The Associated Press reports the votes still aren't there for a bridge-loan package for GM and Chrysler, which Ford would also be eligible for. The current package includes the same batch of bullet points that have been circulating since the Big Three CEOs paid a visit to Washington in their most fuel-efficient vehicles. The latest talking points include the nomination of a "car czar" to oversee the loans; a March 31, 2009 deadline to produce a workable business plan including major cuts from management and labor; a one-time, one-month extension on that deadline if progress is shown; and a reduction in the pricetag to $14 billion, from $15 billion.
The money would come from a fund which was set up to help Detroit transition into a fleet of more fuel-efficient cars.
Republican Senators, the AP reports, haven't been included in the drafting of the bill and are gaining converts to help them filibuster the bill, which could come up for a vote later this evening in the House of Representatives.
In current form, the bill also includes bailouts for mass transit systems that bet on badly structured investments--and it also includes an unrelated pay raise for federal judges. It also includes provisions that could force automakers to conform to state greenhouse-gas limits that are being battled over in court.
Meanwhile, House Republicans are trying to float a bill that would simply insure private investments in the auto companies, not pump taxpayer dollars into them.
If the current bill passes the House, it could come up for a Senate vote later this week--but the AP notes that the House is reluctant to vote until it's certain the Senate will pass the bill.
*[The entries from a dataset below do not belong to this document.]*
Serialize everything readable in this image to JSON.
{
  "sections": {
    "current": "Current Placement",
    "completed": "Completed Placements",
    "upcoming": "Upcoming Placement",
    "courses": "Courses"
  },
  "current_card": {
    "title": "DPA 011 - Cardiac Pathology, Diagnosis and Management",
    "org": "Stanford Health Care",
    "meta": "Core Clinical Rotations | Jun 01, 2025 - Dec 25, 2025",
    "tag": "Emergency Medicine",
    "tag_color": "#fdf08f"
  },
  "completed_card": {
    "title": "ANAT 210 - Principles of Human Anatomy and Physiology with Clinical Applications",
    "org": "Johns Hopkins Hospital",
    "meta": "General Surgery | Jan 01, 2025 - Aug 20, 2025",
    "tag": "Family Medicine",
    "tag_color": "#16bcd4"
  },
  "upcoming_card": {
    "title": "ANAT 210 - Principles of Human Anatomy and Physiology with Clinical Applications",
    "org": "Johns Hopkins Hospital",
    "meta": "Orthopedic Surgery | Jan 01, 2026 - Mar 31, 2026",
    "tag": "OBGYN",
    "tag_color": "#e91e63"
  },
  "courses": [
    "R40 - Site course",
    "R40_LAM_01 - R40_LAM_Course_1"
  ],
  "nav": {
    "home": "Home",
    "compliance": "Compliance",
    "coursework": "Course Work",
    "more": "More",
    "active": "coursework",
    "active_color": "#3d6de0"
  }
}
UPDATE: The bill passed the House last night 237-170. A Senate vote is still pending.